Is the Executive Branch Targeting Oversight Committees?
PPSA continues to press a Freedom of Information Act (FOIA) request seeking documents that would shed light on the extent to which the executive branch is spying on Members of Congress. We are asking the government for production of documents on “unmasking” and other forms of government surveillance of 48 current and former House and Senate Members on committees that oversee the intelligence community.
Now the court and Congress have fresh reason to give the issue of executive branch spying on Congress and its oversight committees renewed attention.
Jason Foster, the former chief investigative counsel for Sen. Chuck Grassley – the Ranking Member of the Senate Judiciary Committee – recently learned that he is among numerous staffers, Democrats as well as Republicans, who had their personal phone and email records searched by the Department of Justice in 2017.
A FOIA request filed by the nonprofit Empower Oversight, founded by Foster, seeks documents concerning the government’s reasons for compelling Google to reveal the names, addresses, local and long-distance telephone records, text message logs and other information about the accounts of congressional attorneys who worked for committees that oversee DOJ. The government’s subpoena also compelled the release of records indicating with whom each user was communicating.
The Empower Oversight FOIA notes:

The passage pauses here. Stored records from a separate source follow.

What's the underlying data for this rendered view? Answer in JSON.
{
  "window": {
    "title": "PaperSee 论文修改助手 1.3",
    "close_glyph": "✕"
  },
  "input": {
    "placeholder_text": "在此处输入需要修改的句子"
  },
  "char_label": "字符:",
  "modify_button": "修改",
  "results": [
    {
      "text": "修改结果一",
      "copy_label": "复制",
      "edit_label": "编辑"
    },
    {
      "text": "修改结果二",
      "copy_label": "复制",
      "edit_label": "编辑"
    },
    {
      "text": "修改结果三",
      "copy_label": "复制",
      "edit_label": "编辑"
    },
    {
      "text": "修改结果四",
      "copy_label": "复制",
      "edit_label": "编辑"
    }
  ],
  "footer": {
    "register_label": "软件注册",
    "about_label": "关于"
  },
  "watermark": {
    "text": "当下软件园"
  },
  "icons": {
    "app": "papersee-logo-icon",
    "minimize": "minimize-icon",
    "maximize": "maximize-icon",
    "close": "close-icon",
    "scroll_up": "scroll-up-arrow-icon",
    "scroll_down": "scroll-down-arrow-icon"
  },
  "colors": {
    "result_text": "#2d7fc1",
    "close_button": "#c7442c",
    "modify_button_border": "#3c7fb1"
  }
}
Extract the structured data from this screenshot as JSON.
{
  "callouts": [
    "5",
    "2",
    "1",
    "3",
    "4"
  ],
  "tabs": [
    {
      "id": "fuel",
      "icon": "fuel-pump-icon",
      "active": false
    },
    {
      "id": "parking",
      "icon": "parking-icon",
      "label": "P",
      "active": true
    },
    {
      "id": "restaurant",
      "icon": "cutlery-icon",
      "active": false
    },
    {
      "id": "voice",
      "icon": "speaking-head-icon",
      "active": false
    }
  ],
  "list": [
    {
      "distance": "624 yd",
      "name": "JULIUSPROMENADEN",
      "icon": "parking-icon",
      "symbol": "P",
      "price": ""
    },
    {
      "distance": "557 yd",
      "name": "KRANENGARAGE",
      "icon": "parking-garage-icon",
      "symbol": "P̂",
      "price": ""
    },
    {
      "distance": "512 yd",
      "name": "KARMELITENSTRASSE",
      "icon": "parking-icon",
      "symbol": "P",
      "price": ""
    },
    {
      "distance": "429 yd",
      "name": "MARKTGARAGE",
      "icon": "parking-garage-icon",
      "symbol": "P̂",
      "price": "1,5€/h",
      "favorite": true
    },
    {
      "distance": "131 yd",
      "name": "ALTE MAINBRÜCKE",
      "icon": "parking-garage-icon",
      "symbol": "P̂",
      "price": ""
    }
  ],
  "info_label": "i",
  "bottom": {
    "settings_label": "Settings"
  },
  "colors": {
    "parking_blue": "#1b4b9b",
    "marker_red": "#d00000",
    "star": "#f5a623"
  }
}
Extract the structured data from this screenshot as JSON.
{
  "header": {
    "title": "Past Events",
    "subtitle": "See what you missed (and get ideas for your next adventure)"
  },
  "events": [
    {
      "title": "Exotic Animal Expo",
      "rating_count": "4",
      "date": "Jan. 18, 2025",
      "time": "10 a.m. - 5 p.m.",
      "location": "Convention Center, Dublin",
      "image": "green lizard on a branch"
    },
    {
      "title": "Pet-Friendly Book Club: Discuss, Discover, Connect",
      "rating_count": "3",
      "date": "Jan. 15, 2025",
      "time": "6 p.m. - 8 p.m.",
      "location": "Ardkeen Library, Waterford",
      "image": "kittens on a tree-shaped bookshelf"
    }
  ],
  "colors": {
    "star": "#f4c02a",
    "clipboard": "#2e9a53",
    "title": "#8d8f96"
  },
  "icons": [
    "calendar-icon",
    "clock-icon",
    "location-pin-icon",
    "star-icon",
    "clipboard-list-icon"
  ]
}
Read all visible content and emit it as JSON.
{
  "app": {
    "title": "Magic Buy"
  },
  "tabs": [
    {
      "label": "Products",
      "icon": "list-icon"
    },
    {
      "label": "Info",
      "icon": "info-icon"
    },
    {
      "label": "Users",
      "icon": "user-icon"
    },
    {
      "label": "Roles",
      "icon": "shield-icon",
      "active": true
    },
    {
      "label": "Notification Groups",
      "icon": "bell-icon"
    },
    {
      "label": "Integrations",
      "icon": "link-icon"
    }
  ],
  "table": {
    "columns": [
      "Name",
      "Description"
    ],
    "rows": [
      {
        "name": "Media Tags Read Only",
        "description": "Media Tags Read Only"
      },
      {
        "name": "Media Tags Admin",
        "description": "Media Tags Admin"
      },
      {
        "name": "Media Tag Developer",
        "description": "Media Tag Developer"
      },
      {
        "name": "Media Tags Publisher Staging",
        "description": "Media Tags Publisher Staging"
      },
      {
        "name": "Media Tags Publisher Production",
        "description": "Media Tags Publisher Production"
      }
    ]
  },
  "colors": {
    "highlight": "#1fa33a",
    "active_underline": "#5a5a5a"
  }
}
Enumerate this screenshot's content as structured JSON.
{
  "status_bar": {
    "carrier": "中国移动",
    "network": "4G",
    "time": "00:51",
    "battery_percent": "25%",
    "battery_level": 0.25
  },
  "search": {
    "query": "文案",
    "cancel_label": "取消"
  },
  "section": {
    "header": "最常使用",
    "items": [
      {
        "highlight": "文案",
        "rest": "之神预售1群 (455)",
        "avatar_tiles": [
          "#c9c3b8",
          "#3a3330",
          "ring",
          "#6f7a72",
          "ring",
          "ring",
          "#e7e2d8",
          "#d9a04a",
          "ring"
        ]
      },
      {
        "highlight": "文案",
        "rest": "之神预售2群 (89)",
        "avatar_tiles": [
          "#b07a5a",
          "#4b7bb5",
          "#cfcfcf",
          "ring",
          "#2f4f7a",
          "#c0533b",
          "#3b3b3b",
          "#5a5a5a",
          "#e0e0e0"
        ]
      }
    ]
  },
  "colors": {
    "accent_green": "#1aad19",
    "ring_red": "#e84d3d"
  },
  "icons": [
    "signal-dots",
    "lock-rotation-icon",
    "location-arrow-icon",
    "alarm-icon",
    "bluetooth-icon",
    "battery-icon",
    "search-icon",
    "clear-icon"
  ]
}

“This raises serious public interest questions about the basis of such intrusion into the personal communications of attorneys advising congressional committees conducting oversight of the Department. Constitutional separation of powers and privilege issues raised by the Speech or Debate Clause of (U.S. Const. art I. § 6) and attorney-client communications of those targeted with these subpoenas should have triggered requirements for enhanced procedural protections and approvals.”
As The Wall Street Journal noted in an editorial, these subpoenas coincided with leaks of classified information concerning a wiretapped phone call between incoming Trump national security adviser Michael Flynn and the Russian ambassador. This leak was investigated by the Senate Judiciary Committee. Many now wonder if DOJ’s dragnet of personal information of congressional staffers was an attempt at misdirection, perhaps a fishing expedition to find someone else to blame.
Empower Oversight’s FOIA states:
“If the only reason the Justice Department targeted the communications of these congressional attorneys was their access to classified information that was later published by the media, it raises the question of whether the Department also subpoenaed the personal phone and email records of every Executive Branch official who had access to the same information.”
The Empower Oversight FOIA concludes about this surveillance of Congressional staff:
“It begs the question whether DOJ was equally zealous in seeking the communications records of its own employees with access to any leaked document.”
Sen. Grassley, who aggressively pursues government surveillance overreach, will likely want to follow up on these questions. In the meantime, PPSA petitions the D.C. Circuit Court for an en banc hearing on the possible unmasking and other surveillance of some of the elected bosses of these congressional attorneys.